Theia is, in Greek Mythology, Hyperion's wife and is also known as the "Enlightened Goddess", because like her husband and children, Theia shines like the sun itself.
Moros: God of Luck and Destiny in Greek Mythology
Moros was, in Greek Mythology, the Greek God of Luck and Destiny. He was the son of Nix (goddess of nightfall), one of the most relevant deities in this Mythology.
Moros in Greek Mythology:
Moros, in Greek Mythology, was the god of luck and destiny, death and the creatures of Tartarus represented a blind entity. According to Hesiod's Theogony, he was the son of Nix, thus being considered a Daemon. Without seeing who the future holds, its character is that of inevitability. Everyone, gods and mortals, and everything, is subordinate to him.
What is a Daemon?
Daemon is a type of being in Greek mythology that closely resembles the geniuses of Arab mythology.
The word daímôn originated with the Greeks in antiquity; however, throughout history, several descriptions have emerged for these beings. The Latin name is daemon, which came to give the word demon in Portuguese.
They are gods of certain entities of human nature, such as Madness, Wrath, Sadness, etc. Xenócrates associated the gods to the equilateral triangle, men to the scalene, and the daimons to the isosceles.
Moros Was Also Aeon:
They imagined him as having the Earth at his feet and in his hands the stars and a scepter, demonstrating his superiority. In other allegories, it is a wheel, attached by a chain, under a rock and with two cornucopias - illustrating its inflexibility and luck.
Representing fatality itself, "Destiny" dictates events, and even Zeus cannot help it. Its laws are written in a book, the access to which is possible, and yet in an obscure way, by the oracles.
He could also be called Aeon (eternal time), and they consider him the husband of Ananque and father of the moiras (parches in Rome). To represent him, the Greeks had Moiras, whom they consulted with the gods - to no avail, since destiny is immutable.
Myth of Moros:
Moros 'main myth is where he takes three of Eros' arrows and passes a portion of his energy to them and then hides them in the mortal world. The myth says that these arrows were fired would make time go back to the time of Chaos, making everything start again.

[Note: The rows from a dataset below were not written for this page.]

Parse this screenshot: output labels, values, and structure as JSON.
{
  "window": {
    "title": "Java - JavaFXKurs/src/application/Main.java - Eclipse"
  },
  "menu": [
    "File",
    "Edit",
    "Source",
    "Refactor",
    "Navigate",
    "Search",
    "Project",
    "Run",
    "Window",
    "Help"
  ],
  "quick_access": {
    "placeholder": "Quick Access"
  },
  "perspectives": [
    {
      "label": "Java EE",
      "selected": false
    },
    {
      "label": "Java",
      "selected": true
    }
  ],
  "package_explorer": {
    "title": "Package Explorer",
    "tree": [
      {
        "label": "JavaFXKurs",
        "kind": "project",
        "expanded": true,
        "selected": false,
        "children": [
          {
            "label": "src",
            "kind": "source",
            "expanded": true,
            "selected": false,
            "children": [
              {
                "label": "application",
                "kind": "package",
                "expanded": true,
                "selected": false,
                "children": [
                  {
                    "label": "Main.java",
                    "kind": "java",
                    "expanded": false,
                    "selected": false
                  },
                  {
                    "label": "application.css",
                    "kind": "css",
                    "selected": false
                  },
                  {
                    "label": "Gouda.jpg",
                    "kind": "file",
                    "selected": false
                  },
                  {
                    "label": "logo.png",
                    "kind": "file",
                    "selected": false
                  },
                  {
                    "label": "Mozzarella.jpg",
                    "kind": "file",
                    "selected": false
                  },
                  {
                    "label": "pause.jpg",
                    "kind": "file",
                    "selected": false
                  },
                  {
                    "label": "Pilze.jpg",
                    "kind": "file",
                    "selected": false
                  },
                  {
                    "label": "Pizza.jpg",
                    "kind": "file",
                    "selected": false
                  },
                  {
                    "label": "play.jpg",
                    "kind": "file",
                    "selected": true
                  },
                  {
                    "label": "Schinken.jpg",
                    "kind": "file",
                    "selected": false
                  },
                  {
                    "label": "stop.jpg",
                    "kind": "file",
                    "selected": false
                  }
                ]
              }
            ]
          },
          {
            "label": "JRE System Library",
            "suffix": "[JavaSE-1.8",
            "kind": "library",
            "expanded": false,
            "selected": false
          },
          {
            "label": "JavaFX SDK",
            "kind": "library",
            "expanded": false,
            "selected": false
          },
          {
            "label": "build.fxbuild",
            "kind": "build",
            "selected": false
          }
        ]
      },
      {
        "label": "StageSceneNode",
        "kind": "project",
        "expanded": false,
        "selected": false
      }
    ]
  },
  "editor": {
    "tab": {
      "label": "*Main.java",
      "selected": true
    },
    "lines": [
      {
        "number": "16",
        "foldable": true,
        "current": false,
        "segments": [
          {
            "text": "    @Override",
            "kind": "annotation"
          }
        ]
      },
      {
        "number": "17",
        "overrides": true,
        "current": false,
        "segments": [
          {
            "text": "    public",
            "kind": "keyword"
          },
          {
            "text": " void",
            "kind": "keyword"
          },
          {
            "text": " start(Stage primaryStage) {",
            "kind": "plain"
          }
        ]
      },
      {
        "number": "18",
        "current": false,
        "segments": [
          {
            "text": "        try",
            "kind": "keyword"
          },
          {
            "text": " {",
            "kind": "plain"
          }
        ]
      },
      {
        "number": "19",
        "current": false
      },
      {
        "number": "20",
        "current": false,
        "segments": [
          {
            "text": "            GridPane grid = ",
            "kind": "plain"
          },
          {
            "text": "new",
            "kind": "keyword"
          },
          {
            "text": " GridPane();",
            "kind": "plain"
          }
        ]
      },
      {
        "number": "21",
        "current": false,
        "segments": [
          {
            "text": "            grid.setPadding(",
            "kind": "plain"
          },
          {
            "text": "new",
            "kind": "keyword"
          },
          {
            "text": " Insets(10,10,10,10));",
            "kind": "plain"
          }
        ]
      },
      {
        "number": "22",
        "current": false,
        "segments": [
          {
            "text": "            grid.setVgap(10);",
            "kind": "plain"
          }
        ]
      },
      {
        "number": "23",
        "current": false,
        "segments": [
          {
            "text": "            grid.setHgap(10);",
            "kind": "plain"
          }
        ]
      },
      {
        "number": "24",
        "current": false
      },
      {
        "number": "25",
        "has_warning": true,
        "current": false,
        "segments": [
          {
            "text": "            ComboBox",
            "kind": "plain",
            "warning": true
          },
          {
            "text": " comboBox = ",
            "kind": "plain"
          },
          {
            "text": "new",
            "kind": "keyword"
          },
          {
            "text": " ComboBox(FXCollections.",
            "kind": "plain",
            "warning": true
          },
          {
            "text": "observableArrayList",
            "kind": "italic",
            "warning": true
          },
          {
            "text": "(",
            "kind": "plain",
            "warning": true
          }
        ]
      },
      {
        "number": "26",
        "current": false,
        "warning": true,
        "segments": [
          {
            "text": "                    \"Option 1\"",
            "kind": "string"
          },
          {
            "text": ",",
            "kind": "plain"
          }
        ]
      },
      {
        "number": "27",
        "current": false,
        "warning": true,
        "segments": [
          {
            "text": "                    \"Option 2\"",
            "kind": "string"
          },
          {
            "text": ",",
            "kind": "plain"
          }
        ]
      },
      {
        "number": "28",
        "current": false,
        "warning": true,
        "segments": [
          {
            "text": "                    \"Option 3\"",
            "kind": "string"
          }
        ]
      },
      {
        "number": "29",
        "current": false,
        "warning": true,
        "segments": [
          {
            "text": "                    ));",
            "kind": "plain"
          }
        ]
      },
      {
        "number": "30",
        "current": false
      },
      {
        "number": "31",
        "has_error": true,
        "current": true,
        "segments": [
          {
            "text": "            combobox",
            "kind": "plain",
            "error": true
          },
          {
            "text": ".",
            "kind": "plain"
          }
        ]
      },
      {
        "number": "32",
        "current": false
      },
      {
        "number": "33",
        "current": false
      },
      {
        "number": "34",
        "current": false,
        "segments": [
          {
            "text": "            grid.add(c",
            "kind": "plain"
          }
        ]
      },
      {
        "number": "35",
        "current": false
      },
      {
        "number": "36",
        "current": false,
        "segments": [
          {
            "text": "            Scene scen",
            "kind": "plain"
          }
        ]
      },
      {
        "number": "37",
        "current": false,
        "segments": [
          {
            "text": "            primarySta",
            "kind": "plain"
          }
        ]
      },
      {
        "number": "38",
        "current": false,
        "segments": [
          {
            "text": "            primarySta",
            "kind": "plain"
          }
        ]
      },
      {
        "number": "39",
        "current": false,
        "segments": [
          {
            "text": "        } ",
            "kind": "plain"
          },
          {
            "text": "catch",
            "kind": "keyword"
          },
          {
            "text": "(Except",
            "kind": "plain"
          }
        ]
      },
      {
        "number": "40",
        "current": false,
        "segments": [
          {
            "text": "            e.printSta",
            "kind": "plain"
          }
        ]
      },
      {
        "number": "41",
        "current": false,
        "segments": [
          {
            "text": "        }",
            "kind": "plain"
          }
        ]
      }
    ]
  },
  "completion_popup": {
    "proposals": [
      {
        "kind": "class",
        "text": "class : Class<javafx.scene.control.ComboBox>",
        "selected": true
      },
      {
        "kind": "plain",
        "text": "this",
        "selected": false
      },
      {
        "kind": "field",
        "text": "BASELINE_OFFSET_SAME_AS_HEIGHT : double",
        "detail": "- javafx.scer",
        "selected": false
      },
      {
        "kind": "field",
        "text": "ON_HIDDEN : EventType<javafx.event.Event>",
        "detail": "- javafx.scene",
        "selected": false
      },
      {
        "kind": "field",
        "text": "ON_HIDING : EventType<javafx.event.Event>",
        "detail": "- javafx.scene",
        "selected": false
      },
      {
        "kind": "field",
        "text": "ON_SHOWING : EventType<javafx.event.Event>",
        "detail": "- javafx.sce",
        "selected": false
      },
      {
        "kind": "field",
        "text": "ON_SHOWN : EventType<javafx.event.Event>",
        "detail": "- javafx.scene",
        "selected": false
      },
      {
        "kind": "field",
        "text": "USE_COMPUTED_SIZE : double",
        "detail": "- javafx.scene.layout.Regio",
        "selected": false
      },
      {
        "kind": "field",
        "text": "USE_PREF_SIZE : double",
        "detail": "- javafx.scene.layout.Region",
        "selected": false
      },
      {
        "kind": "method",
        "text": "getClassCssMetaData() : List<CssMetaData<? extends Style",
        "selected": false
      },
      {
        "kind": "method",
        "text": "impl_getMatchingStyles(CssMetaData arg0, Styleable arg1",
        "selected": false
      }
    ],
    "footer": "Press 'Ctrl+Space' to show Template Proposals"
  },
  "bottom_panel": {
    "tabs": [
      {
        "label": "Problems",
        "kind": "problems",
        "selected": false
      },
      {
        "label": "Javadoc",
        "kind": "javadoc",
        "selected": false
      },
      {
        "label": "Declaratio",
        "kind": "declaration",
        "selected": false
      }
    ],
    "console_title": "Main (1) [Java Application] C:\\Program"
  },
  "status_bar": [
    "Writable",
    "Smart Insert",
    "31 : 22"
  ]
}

This arrow became known as the Arrow of Destiny. One would be in the Temple of Eros (in Split, Croatia), another in the lost temple of Moros and another stuck in some tree of the mortal world. If fired separately, they have the ability to make a person's memory go back a few eons in the person's history, but fired together, from the same arc, the three, make everything return to the times of Chaos.
Phobos and Deimos are, in Greek Mythology, companions of war and both are sons of the God Ares. Both mean Terror and Fear. Learn more about these deities below.
Eileithyia was, in Greek Mythology, the Goddess of Childbirth. She was a scarce deity, as she represented only one thing, different from Apollo, where her name had many representations.
Cupid and Eros, both in Greek and Roman Mythologies, besides being the "God of Love" (because they were the same deity), were in love with Psyche. One of the most beautiful stories of antiquity.
Persephone was, in Greek Mythology, forced wife of Hades and also daughter of Demeter and Goddess of Flowers and Herbs, pure like her mother, the goddess of agriculture.
Leto or Latona is, in Greek Mythology, the Goddess of Nightfall. In addition to being the mother of the twins Apollo and Artemis, she was Zeus' lover. Check out Myth below.
The best known version of Electra, in Greek Mythology, was because she was a mortal and daughter of Agamemnon, there is also the Myth of being the Goddess of the Storm.
Charon is, in Greek Mythology, the Boatman of the Underworld and it was this deity responsible for separating men from the world of the living to that of the dead.
Atlas is, in Greek Mythology, one of the most well-known Titans and also punished by Zeus with the weight of holding the sky for all eternity, know his history.
Hesperides are, in Greek Mythology, the Goddesses of Afternoon. They have an incredible garden! His parents are Nyx and Erebus, both representations of night and darkness, check it out.